When it comes to policy, one of the central debates can be found on the age-old battleground of London politics: transport fares. Khan, who served in the cabinet as transport secretary, has vowed not to increase fares before the end of the decade. It’s a big, attractive offer in the best tradition of so-called retail politics.
The problem is that Transport for London says the move would cost £1.9bn, putting vital investment at risk across the network. Khan stands by his policy, insisting it will only cost £450m over four years, but Goldsmith isn’t about to let him off the hook.
Unveiling his own transport policy, the Richmond Park MP claimed the election represents “a very clear choice between Khan’s reckless experiment with London’s future and my plan to secure that future.” According to Khan, that’s a plan that amounts to a 17 per cent rise in fares. And so it goes on.

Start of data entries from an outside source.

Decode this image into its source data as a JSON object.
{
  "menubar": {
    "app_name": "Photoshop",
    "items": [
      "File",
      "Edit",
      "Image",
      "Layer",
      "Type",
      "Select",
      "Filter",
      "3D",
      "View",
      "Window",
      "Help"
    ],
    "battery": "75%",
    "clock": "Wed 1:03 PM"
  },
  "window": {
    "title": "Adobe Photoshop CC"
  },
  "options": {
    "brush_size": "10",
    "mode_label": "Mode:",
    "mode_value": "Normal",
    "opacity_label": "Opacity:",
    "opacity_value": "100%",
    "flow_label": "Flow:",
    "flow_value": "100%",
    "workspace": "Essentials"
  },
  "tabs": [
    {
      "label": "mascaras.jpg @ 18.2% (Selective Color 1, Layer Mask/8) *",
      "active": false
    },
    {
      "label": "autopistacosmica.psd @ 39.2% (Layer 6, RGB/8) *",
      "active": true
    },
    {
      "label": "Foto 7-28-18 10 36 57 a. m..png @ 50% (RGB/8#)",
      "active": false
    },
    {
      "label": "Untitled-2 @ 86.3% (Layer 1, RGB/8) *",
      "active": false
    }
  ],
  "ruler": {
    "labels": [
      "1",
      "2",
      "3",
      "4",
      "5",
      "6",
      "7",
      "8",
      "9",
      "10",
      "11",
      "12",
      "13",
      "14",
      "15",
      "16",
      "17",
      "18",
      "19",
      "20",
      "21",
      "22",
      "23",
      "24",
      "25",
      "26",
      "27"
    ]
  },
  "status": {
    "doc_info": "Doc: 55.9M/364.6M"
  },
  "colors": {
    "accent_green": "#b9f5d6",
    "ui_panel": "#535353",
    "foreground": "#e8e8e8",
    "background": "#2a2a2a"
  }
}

When they’re not hurling numbers and percentages at each other, they’re happy to hit below the belt. Labour’s camp have produced a mocked up CV of the Tory candidate, labelling Goldsmith a “serial underachiever” who “has never been a success in business or politics”.
The Tories, meanwhile, are determined to associate Khan with what they call “the radical Corbyn experiment”. This isn’t an unreasonable charge, given that Khan was one of a handful of Labour MPs to nominate the hard-left Labour leader in the first place. What’s needed is some clarity. Perhaps, the kind of clarity that can only come from a live, head-to-head debate between these two frontrunners.
To that end, City A.M. is here to help. On 12 April, we’ll be hosting a major debate, and you’re invited to apply for seats in the audience. Full details are here.
This is not a clash you want to miss, as the two candidates face each other on the major issues of London’s economy, the capital’s infrastructure, the Brexit debate, the housing challenge and their own personal pitch for the top job in City Hall. See you there.